"This is a wonderful opportunity for young people to be involved in something positive, and I believe if you give young people something positive to do they will be successful," Ebert said. "The earlier you get students to start thinking about writing, the better chance they will pursue a career that involves writing."
This year the annual Black History Month Film Festival at the urban league will have movies reviewed by high school students, including 16-year-old Kaylah Harrington. The junior at Lindblom Math & Science Academy on Tuesday reviewed the movie "American Promise."
"The movie was about two black boys navigating their way through the prep school system from elementary to high school," Harrington said. "I give the movie four stars."
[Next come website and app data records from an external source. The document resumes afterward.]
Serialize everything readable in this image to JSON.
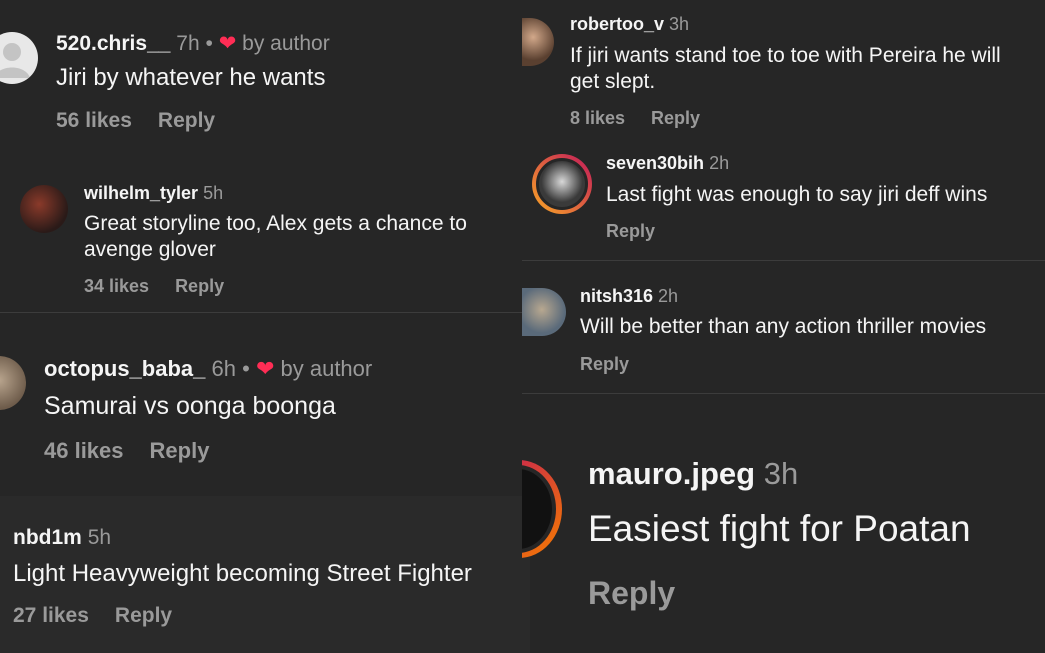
{
  "left": [
    {
      "user": "520.chris__",
      "time": "7h",
      "by_author": "by author",
      "text": "Jiri by whatever he wants",
      "likes": "56 likes",
      "reply": "Reply"
    },
    {
      "user": "wilhelm_tyler",
      "time": "5h",
      "text1": "Great storyline too, Alex gets a chance to",
      "text2": "avenge glover",
      "likes": "34 likes",
      "reply": "Reply"
    },
    {
      "user": "octopus_baba_",
      "time": "6h",
      "by_author": "by author",
      "text": "Samurai vs oonga boonga",
      "likes": "46 likes",
      "reply": "Reply"
    },
    {
      "user": "nbd1m",
      "time": "5h",
      "text": "Light Heavyweight becoming Street Fighter",
      "likes": "27 likes",
      "reply": "Reply"
    }
  ],
  "right": [
    {
      "user": "robertoo_v",
      "time": "3h",
      "text1": "If jiri wants stand toe to toe with Pereira he will",
      "text2": "get slept.",
      "likes": "8 likes",
      "reply": "Reply"
    },
    {
      "user": "seven30bih",
      "time": "2h",
      "text": "Last fight was enough to say jiri deff wins",
      "reply": "Reply"
    },
    {
      "user": "nitsh316",
      "time": "2h",
      "text": "Will be better than any action thriller movies",
      "reply": "Reply"
    },
    {
      "user": "mauro.jpeg",
      "time": "3h",
      "text": "Easiest fight for Poatan",
      "reply": "Reply"
    }
  ],
  "icons": {
    "dot": "•",
    "heart": "❤"
  },
  "colors": {
    "background": "#262626",
    "muted": "#9a9a9a",
    "heart": "#ff2d55",
    "story_ring_start": "#f9a825",
    "story_ring_end": "#c2185b"
  }
}
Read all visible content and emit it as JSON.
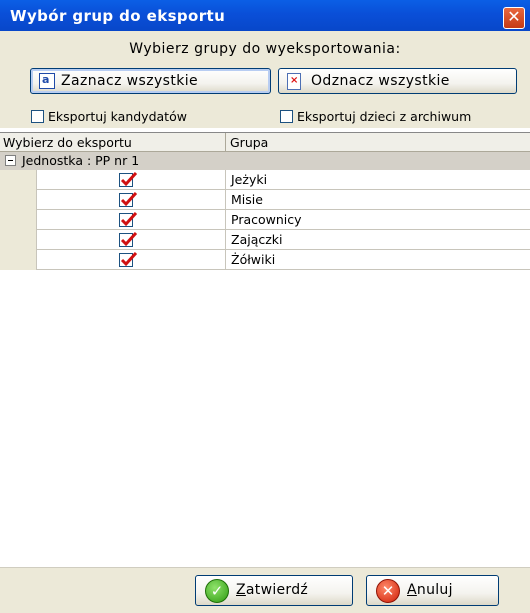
{
  "window": {
    "title": "Wybór grup do eksportu",
    "close_glyph": "✕"
  },
  "top": {
    "prompt": "Wybierz grupy do wyeksportowania:",
    "select_all": {
      "label": "Zaznacz wszystkie",
      "icon": "select-all-icon"
    },
    "deselect_all": {
      "label": "Odznacz wszystkie",
      "icon": "deselect-all-icon"
    },
    "options": [
      {
        "label": "Eksportuj kandydatów",
        "checked": false
      },
      {
        "label": "Eksportuj dzieci z archiwum",
        "checked": false
      }
    ]
  },
  "grid": {
    "columns": [
      "Wybierz do eksportu",
      "Grupa"
    ],
    "group": {
      "label": "Jednostka : PP nr 1",
      "expanded": true
    },
    "rows": [
      {
        "name": "Jeżyki",
        "checked": true
      },
      {
        "name": "Misie",
        "checked": true
      },
      {
        "name": "Pracownicy",
        "checked": true
      },
      {
        "name": "Zajączki",
        "checked": true
      },
      {
        "name": "Żółwiki",
        "checked": true
      }
    ]
  },
  "footer": {
    "ok": {
      "mnemonic": "Z",
      "rest": "atwierdź",
      "icon": "check-circle-icon"
    },
    "cancel": {
      "mnemonic": "A",
      "rest": "nuluj",
      "icon": "cancel-circle-icon"
    }
  },
  "colors": {
    "titlebar": "#0a4fd8",
    "panel": "#ece9d8",
    "check": "#d01010"
  }
}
Students chosen to review movies are a part of Columbia Links, a youth journalism program at Columbia College Chicago, and youths involved with the urban league. A different movie for students to review will be shown at 6 p.m. every Tuesday this month at the urban league, 4510 S. Michigan Ave.
Editors at RogerEbert.com will review and select a few student submissions to post on the site, said Ebert, a Lincoln Park resident.
"By doing so, it opens the process equally to African-American students," Chaz Ebert said. "Last month at the Sundance Film Festival, there were 400 applicants for the Robert Ebert Scholarship. Six were chosen, but not one was African-American. My husband believed that society benefited from diverse film industry."
And diversity in the film industry is slowing becoming a reality.
"The African-American Film Critics Association just gave the Roger Ebert Award to Justin Chang, an Asian-American film critic," she said. "I am happy that RogerEbert.com is partnering with the urban league to encourage it. [And] I am especially pleased that the young people the films are intended to inspire will have an opportunity to review them and have their opinions heard.”
Providing opportunities for youths is among the urban league's primary goals, said Andrea Zopp, president and chief executive officer of the civil rights organization.
"We want young people to think critically about how African-Americans are portrayed in films and to discuss in an open forum their social impact and importance,” Zopp said. “Roger Ebert had a lot of fans in the African-American community, and he supported black cinema early and often."
Roger Ebert, who in 1975 became the first film critic to win the Pulitzer Prize for criticism, died last April at age 70 after a long battle with cancer.
Harrington, who plans to study journalism in college, said it's important for teenagers have a say in what is going on in the world.
The Washington Heights teenager said she thinks it's easier for a black film critic to review a "black" movie.
"I don't think you necessarily have to be a black critic to review a movie about blacks," she said. "But I definitely think a black critic could relate better to the movie because of their experiences, and that allows a black critic to better explain [the movie] to other blacks."